EU - EU-funded researchers are helping marine scientists and governments to accurately assess the state of biodiversity in Europe’s waters.
An EU-funded project has developed cutting edge monitoring and management tools to help marine scientists better assess the state of biodiversity in the seas around Europe. These tools will also help governments in their quest to achieve Good Environmental Status (GES) of the seas by 2020 – a legal requirement under the EU’s Marine Strategy Framework Directive (MSFD).
The four-year DEVOTES project, launched in November 2012, covers four European sea regions and includes eight case studies. The importance of assessing marine ecosystems in a more integrated way was underlined recently by DEVOTES researchers at an Association for the Sciences of Limnology & Oceanography (ASLO) meeting in Granada, Spain.
The meeting, which was held from 22 to 27 February 2015, heard from project team members Angel Borja, Ben Halpern and Philippe Archambault on new software that allows scientists to investigate marine health across different habitats and to measure change and evolution over time.
An important piece of this jigsaw was completed last year. The so-called ‘DEVOTool’ has been designed to enable interested parties to browse, search and analyse metadata recorded by the project partners. Almost a year after its launch, the software has been downloaded more than 100 times, with the corresponding web page visited between 50 and 100 times per month.
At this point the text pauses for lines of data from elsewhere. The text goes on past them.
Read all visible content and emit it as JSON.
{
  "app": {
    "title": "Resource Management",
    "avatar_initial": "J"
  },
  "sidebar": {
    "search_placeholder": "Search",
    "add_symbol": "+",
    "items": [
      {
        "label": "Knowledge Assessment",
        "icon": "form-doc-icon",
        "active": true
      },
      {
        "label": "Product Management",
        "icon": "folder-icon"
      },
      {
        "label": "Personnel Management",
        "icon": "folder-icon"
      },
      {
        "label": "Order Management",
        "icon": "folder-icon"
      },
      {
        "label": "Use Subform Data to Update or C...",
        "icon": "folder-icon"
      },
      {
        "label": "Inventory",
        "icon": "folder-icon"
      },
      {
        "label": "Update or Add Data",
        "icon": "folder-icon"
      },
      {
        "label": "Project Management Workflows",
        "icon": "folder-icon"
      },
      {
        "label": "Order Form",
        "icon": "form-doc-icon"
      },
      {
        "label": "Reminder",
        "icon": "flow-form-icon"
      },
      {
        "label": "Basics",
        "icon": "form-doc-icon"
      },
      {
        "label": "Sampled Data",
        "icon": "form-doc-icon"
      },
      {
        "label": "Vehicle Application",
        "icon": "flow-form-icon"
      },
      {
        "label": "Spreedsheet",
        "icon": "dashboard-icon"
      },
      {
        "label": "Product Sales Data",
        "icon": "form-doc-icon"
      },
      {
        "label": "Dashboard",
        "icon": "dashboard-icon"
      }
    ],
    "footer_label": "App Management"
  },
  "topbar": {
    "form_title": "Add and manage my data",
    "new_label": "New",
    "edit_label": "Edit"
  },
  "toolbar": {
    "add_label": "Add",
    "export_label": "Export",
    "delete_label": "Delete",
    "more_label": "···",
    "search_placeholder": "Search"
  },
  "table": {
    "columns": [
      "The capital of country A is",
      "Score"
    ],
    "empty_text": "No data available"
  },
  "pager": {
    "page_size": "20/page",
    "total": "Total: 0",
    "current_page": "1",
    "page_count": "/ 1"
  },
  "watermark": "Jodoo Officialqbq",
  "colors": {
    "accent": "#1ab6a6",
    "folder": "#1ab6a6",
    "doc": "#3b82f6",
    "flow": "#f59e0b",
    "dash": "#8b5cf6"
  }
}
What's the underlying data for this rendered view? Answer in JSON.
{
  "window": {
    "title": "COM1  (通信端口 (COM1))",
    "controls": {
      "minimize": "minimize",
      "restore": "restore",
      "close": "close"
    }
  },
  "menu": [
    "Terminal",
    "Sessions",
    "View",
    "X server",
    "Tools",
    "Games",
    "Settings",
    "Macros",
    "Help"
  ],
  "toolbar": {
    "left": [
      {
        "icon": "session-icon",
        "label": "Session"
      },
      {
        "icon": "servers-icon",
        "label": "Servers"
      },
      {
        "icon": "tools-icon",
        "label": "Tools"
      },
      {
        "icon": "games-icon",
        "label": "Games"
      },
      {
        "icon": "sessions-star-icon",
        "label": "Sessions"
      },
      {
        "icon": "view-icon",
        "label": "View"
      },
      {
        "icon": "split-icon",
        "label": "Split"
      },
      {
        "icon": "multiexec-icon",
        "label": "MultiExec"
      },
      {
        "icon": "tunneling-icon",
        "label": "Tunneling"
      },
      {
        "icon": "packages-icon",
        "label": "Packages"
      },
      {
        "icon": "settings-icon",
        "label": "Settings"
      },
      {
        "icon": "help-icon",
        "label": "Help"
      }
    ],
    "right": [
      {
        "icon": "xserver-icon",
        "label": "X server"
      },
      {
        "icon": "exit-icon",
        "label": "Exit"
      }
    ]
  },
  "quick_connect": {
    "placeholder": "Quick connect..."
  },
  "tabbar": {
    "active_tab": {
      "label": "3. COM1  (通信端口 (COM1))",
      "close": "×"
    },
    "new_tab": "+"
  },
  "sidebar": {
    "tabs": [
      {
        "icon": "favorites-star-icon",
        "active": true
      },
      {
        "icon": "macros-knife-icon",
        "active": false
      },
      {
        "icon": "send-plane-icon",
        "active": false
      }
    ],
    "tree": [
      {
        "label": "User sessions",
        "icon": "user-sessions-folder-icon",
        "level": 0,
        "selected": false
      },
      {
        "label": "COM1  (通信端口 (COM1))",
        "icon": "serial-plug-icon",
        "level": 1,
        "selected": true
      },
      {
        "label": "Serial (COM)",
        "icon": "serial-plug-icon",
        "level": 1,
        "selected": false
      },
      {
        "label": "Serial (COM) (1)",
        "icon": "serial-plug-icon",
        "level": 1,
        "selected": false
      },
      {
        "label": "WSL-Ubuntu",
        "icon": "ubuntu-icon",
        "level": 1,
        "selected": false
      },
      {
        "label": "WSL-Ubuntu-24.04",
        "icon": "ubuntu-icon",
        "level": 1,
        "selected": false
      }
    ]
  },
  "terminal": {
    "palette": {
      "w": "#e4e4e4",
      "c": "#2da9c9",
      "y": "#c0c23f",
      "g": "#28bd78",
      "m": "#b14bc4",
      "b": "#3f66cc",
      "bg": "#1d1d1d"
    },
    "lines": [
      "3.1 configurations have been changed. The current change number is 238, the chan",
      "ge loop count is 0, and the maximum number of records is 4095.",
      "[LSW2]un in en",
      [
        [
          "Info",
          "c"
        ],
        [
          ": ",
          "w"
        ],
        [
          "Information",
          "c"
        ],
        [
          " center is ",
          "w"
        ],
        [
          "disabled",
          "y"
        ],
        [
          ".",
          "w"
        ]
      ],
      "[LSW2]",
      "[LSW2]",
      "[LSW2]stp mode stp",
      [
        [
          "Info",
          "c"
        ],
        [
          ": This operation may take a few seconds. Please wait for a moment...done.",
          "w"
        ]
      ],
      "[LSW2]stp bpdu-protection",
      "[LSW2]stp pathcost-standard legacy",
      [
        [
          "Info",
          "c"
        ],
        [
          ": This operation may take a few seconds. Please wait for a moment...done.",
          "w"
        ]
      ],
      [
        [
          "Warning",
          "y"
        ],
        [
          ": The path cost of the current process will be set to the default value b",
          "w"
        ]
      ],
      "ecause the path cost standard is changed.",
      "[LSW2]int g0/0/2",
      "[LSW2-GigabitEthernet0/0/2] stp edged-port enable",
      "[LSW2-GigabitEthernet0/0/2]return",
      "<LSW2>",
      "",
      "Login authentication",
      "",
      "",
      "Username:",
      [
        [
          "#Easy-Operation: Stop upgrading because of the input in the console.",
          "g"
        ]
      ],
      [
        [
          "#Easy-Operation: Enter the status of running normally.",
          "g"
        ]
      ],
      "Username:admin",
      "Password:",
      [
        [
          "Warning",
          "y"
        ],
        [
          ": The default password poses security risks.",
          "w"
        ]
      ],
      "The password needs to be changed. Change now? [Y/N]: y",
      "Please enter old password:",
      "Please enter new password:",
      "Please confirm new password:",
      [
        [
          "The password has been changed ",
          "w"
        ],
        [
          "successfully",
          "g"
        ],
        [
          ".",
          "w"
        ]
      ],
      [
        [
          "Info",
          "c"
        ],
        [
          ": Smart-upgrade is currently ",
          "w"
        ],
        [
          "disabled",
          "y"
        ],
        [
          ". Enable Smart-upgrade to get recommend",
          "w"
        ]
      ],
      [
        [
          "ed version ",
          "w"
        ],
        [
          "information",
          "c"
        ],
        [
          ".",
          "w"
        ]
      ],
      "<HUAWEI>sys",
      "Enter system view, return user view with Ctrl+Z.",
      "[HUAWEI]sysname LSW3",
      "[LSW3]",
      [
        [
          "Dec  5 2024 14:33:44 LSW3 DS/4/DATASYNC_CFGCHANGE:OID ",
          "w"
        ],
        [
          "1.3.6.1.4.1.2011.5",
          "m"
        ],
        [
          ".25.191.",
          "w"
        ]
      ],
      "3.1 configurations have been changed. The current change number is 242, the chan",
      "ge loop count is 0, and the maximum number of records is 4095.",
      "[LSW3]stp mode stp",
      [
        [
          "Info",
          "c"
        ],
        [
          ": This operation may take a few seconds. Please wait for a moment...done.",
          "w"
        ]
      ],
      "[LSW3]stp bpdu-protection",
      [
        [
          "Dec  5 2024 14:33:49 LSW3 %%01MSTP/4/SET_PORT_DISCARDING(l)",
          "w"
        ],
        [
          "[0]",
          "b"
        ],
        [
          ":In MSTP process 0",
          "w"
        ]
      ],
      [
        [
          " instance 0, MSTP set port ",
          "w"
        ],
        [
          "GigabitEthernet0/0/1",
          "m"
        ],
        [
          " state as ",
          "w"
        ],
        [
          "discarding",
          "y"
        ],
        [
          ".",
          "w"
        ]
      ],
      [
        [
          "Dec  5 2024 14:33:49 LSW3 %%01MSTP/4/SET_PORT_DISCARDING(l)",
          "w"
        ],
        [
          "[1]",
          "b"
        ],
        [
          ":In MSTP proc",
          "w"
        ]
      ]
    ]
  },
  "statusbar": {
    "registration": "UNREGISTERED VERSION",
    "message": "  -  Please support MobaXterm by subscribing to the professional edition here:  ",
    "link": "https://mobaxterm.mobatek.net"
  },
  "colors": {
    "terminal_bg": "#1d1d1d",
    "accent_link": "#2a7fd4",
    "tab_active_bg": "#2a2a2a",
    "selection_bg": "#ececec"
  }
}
The project has also released a database with 844 entries concerning 210 distinct species and 19 groups classified by major habitats in the Baltic Sea, North East Atlantic, Mediterranean, Black Sea (EU Regional Seas) and Norwegian Sea (Non-EU Sea). Detailed information is provided on their type, importance, size/abundance/distribution, habitat and region.
Another aspect of the project has focused on preparing new PhD researchers with specific expertise in the MSFD. This new piece of legislation is challenging for both marine scientists and managers, and effective implementation will require well-trained staff. Several masters courses and summer schools have incorporated lectures from DEVOTES team members.
In June 2015 for example, the DEVOTES project is running a summer school in San Sebastian, Spain, focusing on understanding marine ecosystems for healthy oceans. The course will look at complex interactions between human pressures and ecosystem responses; the interactions between multiple ecosystem components; the shifting baselines used to assess environmental status; and the need to address both socio-economic and environmental issues.
DEVOTES intends to continue to build up its integrated resources, making the software more useful to both scientists and policy makers. For example, project partners are now looking at ways of integrating new databases into DEVOTool. The team is also working on making the tool’s search function more user-friendly and responsive to scientific needs.
When the project reaches completion in October 2016, it is expected that the team will have delivered a single integrated application useful for a variety of users. This will help both scientists and policy makers to identify threats to marine biodiversity, and to deliver on the MSFD.
TheFishSite News Desk